The puja is also a special prayer in honor of the gods. From small pujas at home to large, colorful temple pujas, whether in the early morning in front of popular sanctuaries with flowers, incense, light, tika and rice or in honor of Shiva in a small setting – there are countless ways to hold pujas.

The coexistence of Buddhism and Hinduism

Nepal has a very long history of religion, mostly due to it being the Buddha’s birthplace and the establishment of the Hindu kingdom. At the present time, these religions have mingled and their specific rites and customs live peacefully side by side.

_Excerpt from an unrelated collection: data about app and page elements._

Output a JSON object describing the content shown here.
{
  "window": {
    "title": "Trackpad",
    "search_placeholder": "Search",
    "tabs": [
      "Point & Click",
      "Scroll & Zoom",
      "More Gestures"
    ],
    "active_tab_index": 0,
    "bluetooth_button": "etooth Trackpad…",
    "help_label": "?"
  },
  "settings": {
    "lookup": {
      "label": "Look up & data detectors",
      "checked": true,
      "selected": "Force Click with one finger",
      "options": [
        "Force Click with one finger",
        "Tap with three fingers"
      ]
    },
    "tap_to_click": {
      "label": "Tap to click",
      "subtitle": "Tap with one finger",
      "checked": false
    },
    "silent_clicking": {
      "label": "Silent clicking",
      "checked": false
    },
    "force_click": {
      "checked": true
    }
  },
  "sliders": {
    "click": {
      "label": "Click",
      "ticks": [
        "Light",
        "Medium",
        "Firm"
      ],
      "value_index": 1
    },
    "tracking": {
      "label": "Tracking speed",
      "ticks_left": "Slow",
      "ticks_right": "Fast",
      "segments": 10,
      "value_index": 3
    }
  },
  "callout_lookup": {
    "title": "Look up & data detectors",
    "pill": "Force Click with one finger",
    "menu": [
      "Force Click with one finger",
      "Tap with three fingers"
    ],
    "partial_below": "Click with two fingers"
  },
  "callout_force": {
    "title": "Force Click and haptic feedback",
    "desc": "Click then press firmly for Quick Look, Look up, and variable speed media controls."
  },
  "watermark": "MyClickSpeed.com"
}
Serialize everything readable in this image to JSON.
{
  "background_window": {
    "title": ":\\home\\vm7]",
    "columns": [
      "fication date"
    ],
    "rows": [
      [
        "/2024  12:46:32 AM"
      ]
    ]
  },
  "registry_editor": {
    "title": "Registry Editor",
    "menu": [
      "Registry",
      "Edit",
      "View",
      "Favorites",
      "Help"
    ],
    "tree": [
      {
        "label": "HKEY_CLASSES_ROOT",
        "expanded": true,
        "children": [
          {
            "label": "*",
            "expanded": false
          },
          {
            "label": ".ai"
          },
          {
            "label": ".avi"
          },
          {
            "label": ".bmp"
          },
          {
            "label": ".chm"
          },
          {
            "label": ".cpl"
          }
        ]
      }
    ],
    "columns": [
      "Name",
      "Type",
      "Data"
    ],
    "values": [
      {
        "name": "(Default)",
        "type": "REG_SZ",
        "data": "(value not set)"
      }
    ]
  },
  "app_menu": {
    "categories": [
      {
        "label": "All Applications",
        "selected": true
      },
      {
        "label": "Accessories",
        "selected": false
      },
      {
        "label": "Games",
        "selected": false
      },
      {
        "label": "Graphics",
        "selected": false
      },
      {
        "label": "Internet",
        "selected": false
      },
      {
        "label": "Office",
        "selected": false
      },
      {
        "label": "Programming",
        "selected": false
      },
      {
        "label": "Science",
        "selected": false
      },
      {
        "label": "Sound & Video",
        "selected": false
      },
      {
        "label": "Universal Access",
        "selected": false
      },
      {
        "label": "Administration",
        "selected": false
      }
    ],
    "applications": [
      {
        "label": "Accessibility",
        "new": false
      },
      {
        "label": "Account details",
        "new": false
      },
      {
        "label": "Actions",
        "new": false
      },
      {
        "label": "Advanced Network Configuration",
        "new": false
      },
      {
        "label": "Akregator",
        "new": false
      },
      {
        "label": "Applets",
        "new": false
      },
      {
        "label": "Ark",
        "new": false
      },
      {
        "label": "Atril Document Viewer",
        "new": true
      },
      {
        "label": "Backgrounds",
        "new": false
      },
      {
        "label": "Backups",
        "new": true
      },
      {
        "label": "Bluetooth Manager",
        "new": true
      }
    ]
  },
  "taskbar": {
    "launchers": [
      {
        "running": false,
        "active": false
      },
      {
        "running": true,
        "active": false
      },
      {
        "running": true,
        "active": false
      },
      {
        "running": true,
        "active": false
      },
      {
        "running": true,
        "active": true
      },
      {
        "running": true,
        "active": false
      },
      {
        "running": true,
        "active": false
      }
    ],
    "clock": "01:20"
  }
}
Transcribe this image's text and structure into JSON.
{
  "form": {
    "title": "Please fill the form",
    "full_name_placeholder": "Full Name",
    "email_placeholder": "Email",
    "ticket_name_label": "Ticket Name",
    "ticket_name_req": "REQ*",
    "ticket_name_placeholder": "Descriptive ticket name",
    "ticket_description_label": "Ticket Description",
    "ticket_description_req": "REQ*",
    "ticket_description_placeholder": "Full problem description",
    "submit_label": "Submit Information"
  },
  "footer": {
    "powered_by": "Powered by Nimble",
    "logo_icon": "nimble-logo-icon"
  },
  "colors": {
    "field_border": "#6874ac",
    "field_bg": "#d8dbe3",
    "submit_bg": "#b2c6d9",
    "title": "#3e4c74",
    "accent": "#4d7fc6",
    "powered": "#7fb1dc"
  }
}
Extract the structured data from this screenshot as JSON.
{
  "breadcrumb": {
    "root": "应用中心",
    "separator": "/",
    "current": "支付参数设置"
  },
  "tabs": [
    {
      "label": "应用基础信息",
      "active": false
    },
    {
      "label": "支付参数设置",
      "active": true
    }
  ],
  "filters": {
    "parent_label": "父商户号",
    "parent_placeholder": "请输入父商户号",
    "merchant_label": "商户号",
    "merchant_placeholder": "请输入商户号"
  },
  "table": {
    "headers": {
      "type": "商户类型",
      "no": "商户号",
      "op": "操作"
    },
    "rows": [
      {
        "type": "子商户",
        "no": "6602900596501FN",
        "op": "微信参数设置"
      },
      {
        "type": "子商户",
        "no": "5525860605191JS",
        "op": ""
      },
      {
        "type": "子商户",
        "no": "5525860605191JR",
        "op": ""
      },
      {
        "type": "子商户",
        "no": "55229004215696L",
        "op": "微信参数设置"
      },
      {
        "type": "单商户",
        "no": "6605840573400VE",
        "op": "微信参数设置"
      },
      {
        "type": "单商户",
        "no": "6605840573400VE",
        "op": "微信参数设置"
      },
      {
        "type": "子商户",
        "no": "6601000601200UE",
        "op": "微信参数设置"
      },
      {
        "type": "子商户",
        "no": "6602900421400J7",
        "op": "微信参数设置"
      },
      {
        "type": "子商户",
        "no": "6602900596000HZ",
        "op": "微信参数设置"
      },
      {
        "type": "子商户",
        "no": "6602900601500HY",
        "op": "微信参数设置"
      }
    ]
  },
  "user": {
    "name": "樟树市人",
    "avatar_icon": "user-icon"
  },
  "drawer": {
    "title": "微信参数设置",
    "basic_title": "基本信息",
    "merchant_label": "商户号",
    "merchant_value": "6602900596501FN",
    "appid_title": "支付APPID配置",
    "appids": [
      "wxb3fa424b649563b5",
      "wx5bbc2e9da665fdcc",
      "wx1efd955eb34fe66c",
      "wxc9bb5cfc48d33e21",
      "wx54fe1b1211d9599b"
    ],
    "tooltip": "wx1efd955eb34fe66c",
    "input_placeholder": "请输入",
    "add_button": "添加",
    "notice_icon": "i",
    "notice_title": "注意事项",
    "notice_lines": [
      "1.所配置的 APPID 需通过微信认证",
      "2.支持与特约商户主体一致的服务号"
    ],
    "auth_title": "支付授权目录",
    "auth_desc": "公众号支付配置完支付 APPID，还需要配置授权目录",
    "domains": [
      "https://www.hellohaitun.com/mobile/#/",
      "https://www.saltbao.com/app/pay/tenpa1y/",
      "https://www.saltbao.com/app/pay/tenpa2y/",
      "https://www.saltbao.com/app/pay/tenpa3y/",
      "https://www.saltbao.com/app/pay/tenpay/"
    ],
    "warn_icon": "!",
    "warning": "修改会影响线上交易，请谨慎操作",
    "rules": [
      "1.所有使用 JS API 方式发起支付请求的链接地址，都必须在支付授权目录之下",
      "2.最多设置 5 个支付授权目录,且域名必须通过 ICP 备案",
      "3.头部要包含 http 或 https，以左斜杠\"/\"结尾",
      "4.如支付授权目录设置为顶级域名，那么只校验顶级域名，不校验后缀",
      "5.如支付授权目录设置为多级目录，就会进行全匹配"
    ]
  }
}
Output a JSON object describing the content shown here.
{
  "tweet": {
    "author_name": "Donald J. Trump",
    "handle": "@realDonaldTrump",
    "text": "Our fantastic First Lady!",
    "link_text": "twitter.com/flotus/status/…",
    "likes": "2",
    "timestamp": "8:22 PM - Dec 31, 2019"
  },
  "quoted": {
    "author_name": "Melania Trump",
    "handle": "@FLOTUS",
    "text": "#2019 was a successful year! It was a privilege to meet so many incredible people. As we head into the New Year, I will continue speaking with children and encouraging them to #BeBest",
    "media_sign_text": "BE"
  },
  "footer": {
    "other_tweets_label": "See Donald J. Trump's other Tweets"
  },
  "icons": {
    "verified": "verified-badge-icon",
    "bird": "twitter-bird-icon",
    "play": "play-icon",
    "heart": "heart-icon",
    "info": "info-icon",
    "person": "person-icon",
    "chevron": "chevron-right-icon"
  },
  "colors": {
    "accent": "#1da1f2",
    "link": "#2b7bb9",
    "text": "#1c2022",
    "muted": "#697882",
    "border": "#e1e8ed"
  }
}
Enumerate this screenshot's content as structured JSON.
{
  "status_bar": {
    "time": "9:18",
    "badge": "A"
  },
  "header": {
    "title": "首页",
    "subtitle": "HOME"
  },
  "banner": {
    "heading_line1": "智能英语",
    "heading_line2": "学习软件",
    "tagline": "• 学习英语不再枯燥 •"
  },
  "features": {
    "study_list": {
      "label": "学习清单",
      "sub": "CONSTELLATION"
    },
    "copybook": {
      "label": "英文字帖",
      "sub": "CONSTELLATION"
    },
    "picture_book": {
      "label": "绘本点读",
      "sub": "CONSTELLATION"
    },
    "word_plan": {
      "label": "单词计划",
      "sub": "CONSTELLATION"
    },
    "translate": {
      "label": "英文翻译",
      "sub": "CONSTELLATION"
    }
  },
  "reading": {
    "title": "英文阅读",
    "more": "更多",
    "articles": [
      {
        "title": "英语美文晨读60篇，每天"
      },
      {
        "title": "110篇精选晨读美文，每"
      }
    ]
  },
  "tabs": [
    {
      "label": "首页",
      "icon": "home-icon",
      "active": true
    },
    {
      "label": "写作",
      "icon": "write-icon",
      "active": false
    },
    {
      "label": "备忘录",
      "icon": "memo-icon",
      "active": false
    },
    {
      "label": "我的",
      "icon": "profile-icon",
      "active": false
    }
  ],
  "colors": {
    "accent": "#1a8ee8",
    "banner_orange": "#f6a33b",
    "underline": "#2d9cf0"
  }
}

Here Buddhism and Hinduism form a distinctive coexistence in which it is normal to see Hindus and Buddhists praying at the same time. Buddhism can be practiced and lived in very different ways, with all types complementing and respecting each other wonderfully.

This religion probably finds many followers in the West because Buddhism has many answers to life’s fundamental questions. The mind transforms lifestyle and attitudes towards the positive. Buddhism teaches everything up to dealing with nature and itself. The more practices integrated into life, the more everything can be transformed from suffering into bliss.

The cycle of rebirths (samsara) where Hinduism and Buddhism meet is infinite. Both aim to break through samsara. Overcoming this cycle (spiritual liberation / moksha) and karma determine our path through the seemingly endless journeys of rebirths.

Every act, whether good or bad, bears fruit. The fruits of past existence determine subsequent life, and so on. This is why Hinduism deals with poverty and misery quite casually, since they are believed to be signs of karma from past lives and have themselves been indebted to previous lives.

Religion is inextricably linked to everyday life in Nepal and the god Bhairava is a fine example of how Hinduism has merged with Buddhism over time, since in the world of Tibetan Buddhism, Bhairava has also received great attention. Nepal – a melting pot of religions.

In this sense: a lovely Namaste!